where the name and value must both be strings. Although this is a relatively simple storage
mechanism, and does come with a number of limitations, all major web browsers support
• Web SQL Database API: this API supports a relational database within the browser (sim-
ilar to MySQL). Although this has many advantages, particularly for developers already
familiar with relational databases and SQL, Chrome and IE have announced that they will
never support this API, therefore it is effectively dead.
• IndexedDB: (formerly WebSimpleDB) this API exposes an object store. Objects (or
simple data types) can be stored against a key, and retrieved either through this key, or
other indexes added to the record. IndexedDB supports a transactional model familiar to
database developers, but does not include a generic query language such as SQL. This is
a promising API, but is not yet supported by all browsers.

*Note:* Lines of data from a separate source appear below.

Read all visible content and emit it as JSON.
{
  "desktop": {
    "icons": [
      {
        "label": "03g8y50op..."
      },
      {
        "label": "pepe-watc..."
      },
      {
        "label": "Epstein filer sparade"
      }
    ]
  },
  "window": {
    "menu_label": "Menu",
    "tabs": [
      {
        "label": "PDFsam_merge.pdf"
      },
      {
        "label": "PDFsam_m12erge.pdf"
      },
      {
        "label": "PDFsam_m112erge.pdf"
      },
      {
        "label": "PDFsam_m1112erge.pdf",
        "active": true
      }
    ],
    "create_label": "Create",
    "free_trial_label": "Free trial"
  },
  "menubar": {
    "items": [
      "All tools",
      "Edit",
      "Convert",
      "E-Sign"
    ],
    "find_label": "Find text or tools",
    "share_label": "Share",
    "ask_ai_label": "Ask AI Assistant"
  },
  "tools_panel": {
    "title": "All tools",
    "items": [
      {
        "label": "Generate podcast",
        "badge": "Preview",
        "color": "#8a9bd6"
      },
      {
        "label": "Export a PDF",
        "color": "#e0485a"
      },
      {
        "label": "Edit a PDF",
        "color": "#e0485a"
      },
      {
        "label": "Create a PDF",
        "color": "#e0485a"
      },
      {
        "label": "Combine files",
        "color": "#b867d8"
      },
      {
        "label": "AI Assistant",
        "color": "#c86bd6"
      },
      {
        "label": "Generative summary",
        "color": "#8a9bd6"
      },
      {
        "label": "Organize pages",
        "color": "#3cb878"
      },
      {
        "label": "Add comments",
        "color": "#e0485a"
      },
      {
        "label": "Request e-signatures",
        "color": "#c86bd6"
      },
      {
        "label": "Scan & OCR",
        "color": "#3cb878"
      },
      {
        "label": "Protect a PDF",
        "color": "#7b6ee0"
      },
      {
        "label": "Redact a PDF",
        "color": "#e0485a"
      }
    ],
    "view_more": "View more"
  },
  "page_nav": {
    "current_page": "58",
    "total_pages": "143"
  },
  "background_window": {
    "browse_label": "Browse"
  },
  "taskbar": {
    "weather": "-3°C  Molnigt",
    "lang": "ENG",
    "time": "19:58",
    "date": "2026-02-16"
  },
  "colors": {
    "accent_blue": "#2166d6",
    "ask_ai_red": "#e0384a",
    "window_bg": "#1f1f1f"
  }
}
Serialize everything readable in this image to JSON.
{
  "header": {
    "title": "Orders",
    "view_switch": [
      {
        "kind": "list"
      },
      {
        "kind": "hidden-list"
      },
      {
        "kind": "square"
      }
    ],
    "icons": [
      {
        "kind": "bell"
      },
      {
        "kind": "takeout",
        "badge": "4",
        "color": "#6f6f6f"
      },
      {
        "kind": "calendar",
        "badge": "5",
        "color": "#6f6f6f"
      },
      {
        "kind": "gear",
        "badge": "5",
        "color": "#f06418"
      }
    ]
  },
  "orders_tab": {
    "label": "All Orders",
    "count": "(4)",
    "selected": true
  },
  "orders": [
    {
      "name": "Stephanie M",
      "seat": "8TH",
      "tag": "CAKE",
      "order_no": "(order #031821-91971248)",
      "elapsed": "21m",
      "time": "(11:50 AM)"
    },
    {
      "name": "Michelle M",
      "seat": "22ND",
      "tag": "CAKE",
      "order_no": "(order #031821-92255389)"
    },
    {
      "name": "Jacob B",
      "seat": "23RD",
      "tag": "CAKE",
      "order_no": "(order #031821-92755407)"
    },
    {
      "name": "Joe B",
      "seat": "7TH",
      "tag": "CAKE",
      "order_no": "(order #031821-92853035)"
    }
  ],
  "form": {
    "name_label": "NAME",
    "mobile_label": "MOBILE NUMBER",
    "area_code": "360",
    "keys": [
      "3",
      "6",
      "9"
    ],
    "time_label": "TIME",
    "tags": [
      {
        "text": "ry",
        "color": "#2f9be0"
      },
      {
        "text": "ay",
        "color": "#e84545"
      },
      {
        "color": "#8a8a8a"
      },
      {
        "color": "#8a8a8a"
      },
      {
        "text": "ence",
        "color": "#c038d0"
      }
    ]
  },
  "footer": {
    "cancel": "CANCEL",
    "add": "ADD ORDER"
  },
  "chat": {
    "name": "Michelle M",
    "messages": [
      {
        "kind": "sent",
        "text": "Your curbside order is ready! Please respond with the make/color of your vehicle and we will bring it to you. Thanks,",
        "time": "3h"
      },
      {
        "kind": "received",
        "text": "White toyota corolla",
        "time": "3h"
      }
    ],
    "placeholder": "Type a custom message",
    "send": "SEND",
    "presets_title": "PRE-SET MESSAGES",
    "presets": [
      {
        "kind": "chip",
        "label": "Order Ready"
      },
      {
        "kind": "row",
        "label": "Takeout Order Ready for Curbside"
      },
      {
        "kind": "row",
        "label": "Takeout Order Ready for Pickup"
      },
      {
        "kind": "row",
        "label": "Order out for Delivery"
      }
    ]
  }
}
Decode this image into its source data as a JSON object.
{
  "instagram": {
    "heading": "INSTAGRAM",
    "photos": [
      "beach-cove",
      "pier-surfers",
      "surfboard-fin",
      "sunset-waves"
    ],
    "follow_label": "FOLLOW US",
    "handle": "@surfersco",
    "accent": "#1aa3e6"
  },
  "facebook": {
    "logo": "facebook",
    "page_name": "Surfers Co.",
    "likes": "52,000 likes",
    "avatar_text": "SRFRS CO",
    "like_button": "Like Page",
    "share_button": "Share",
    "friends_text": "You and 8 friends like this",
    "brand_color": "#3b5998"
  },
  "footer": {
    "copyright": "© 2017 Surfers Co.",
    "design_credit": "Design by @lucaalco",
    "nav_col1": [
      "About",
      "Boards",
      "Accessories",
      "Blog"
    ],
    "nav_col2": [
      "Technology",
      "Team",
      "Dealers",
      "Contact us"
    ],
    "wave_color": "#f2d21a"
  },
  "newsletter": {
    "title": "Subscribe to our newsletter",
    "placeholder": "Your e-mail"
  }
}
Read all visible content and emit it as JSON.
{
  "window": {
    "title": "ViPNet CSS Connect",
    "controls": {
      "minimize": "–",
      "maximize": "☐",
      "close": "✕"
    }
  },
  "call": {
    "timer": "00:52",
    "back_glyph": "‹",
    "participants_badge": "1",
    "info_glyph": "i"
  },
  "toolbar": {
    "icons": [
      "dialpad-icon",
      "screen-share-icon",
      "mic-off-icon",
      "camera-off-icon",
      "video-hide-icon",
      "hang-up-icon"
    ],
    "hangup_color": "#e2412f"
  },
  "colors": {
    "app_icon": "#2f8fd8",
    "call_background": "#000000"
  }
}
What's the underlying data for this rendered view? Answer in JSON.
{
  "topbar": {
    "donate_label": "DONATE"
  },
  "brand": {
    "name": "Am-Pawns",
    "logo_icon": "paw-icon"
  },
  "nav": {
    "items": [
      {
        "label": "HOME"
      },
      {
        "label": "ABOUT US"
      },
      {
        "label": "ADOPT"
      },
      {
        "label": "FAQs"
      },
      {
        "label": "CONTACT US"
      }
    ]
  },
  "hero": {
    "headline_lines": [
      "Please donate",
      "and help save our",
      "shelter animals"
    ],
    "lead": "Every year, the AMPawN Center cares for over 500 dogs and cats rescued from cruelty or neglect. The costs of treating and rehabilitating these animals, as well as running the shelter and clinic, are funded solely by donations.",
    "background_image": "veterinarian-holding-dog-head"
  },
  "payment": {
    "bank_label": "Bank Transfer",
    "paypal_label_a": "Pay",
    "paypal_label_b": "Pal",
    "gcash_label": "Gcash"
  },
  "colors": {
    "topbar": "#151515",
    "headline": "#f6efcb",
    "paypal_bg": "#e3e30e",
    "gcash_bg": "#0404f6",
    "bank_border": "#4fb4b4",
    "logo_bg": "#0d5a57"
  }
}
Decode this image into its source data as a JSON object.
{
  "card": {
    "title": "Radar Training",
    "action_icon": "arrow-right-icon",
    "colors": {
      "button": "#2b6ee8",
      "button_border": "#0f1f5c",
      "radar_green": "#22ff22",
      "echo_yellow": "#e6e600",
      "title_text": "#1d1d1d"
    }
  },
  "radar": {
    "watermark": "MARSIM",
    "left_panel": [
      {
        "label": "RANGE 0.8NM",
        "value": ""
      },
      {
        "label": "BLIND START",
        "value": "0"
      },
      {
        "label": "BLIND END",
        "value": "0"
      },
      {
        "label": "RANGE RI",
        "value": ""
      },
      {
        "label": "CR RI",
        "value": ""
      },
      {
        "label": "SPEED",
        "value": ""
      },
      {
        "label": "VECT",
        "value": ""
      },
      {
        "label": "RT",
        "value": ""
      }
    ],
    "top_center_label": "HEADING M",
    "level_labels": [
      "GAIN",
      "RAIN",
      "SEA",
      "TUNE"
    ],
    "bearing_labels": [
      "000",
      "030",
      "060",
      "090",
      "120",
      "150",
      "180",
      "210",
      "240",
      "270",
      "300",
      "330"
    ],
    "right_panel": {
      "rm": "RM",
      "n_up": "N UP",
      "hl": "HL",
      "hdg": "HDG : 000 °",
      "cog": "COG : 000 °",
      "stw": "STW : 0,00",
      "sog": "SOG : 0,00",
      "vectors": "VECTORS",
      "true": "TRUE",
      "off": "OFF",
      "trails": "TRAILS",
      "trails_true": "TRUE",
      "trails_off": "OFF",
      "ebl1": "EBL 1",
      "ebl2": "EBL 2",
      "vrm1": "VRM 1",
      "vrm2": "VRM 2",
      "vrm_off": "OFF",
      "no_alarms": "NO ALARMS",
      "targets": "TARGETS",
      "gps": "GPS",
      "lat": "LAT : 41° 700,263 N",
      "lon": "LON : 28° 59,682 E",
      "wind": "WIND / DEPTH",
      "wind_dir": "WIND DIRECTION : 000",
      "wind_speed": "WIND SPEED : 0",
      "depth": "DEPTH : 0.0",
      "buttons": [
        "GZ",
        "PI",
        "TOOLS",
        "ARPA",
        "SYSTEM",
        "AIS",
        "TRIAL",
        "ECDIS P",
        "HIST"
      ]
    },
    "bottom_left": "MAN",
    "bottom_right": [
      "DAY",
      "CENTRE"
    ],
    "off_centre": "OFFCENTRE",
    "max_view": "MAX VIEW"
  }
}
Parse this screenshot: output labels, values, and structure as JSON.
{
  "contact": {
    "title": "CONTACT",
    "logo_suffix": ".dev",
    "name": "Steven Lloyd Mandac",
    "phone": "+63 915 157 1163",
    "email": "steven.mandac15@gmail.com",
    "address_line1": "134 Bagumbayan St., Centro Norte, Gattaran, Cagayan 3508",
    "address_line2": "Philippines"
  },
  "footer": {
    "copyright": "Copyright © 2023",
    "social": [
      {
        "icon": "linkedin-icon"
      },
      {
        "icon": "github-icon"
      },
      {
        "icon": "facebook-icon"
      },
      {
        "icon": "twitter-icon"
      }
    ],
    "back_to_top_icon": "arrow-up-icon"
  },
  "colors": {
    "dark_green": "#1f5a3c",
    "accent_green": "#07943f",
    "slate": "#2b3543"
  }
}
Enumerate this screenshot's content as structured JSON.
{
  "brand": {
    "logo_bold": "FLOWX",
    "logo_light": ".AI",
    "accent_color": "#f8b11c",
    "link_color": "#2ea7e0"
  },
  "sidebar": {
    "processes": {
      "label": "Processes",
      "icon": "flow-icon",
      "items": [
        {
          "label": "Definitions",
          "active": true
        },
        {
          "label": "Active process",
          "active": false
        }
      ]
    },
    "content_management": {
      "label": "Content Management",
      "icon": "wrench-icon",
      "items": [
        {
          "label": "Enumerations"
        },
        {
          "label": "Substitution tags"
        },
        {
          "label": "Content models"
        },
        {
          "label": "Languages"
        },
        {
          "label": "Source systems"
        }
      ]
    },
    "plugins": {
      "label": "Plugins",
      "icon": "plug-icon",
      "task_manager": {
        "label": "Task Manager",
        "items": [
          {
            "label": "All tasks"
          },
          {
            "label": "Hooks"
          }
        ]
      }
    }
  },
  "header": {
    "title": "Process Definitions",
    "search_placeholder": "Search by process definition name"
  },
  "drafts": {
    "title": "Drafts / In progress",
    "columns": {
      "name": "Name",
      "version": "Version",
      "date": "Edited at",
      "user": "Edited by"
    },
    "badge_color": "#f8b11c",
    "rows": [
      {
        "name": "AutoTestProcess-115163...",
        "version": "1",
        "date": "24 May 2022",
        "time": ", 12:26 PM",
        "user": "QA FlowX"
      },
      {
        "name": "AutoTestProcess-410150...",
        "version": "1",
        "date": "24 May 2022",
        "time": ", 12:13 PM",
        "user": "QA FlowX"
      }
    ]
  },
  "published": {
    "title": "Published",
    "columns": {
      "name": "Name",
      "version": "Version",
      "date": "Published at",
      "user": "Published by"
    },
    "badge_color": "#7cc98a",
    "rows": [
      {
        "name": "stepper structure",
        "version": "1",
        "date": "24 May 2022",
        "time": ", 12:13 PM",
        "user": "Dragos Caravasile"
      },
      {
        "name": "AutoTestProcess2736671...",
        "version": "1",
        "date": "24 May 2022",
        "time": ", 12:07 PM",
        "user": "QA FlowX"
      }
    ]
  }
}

In particular, Safari, and some
mobile browsers do not support this API.
In this chapter we will create a storage API that allows us to abstract the underlying storage
API from the web application. This means that the web application will not be aware which
underlying API it is using, which then allows the most appropriate API to be used (depend-
ing on browser support).
This approach is another example of a design pattern called the bridge pattern.
This chapter will provide implementations for both Web storage and IndexedDB. We will
refer to this abstraction as a “storage engine”.